But Linda Ronstadt never evidenced the timidity Yearwood shows in picking material, and the comeback Yearwood has enjoyed since last year’s Warren-written “How Do I Live” hasn’t emboldened her. The worst of the new ballads is another Warren swooner, “I’ll Still Love You More,” which has its singer insist she can outperform her mate’s devotion—a beautiful sentiment for everyone who thinks of love as a big ol’ contest. And don’t be lured by the false promise of a new “duet” with Garth Brooks in the title song, a piece of overorchestrated mush barely aided by Brooks’ barely audible background vocal. Most of the rest is fine in its classy, laid-back fashion, including “There Goes My Baby,” a cheerful weeper that, with its pre-Beatles classicism, could be an outtake from Yearwood’s husband’s band, The Mavericks, ratcheted up for multi-octaval potential. But why is a singer this grand and this professedly in love with dark balladry expending herself on such functional stuff when she ought to be out in search of a song that could actually break our hearts?
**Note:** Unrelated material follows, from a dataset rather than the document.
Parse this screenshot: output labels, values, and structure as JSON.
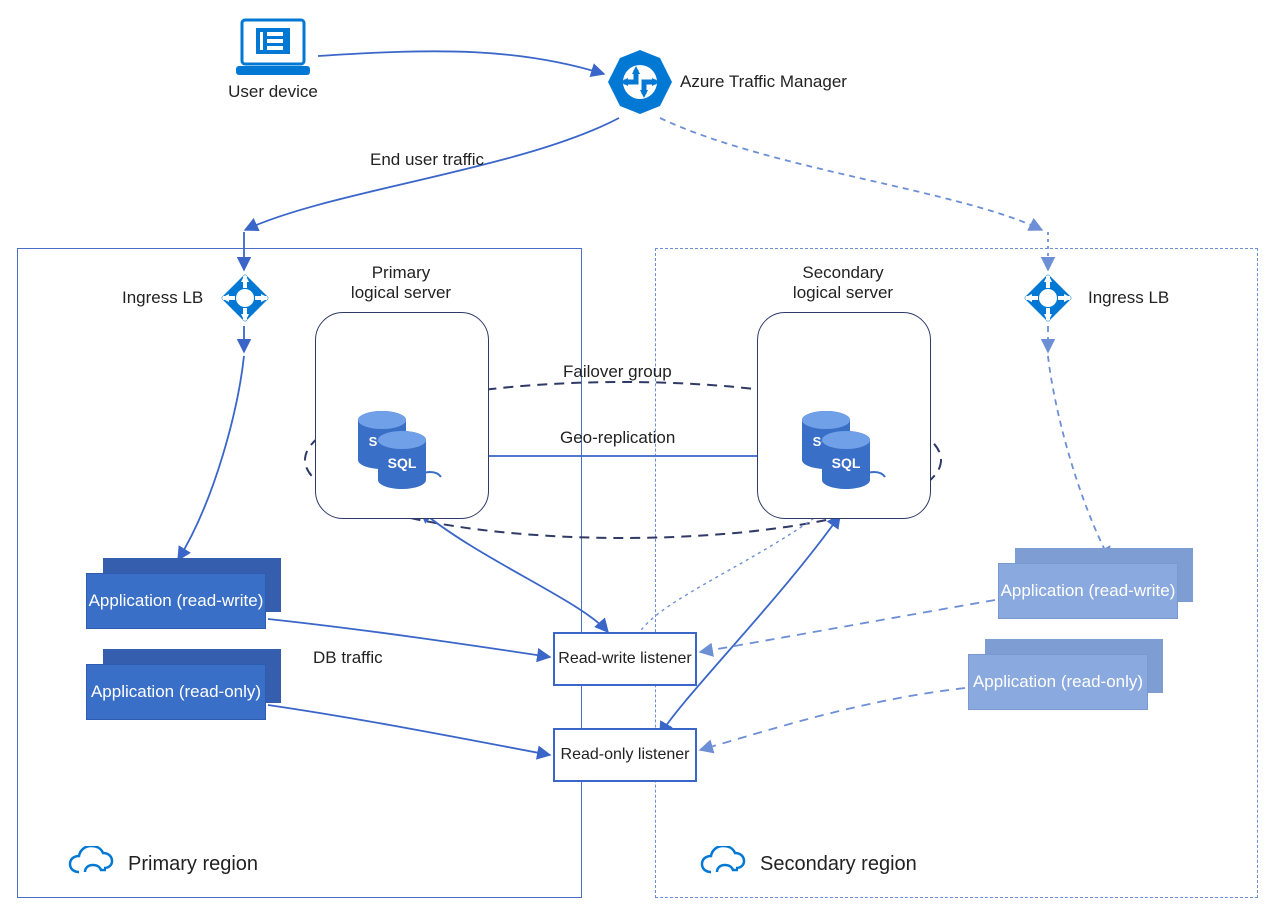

If Yearwood’s album is on the bloodless side, it could have gotten a transfusion from Welch’s Hell Among the Yearlings, which, if anything, may suffer from a surfeit of plasma. In the opening “Caleb Meyer,” Welch offers us a heroine who slits a rapist’s throat with the broken bottle he tossed aside. How do you follow that for laughs? Well, a few tracks later, in “One Morning,” a mother watches her prodigal son approach on horseback, stiff and riddled with bullets. Not everyone goes so violently; some just go tiredly (“I’m Not Afraid to Die”) or druggedly (“My Morphine”) or get yanked into the netherworld (“The Devil Had a Hold of Me”). Yee-ha!
Hell lives up to its title a little too effectively, lacking the variety of Welch’s stunning ’96 debut, Revival. Sun creeps into these rain sessions just once, with the under-two-minute rockabilly rave “Honey Now”; the rest is an extreme venture further into a neo-traditionalist funk, with just her and boyfriend/collaborator David Rawlings pickin’ and decidedly not grinnin’. The anachro-misery might seem all too precious if Welch weren’t just a brilliant mimic but nearly psychic; you’d swear she was channeling the unwritten greatest hits of the Stanley Brothers. Welch’s album isn’t better than Yearwood’s because it’s more “traditional” but because each improbably catchy elegy has a saving specificity of character and emotion attached to the tribulation. It’s proof that an excess of balladry doesn’t have to be murder. Your Road: C+ Yearlings: A-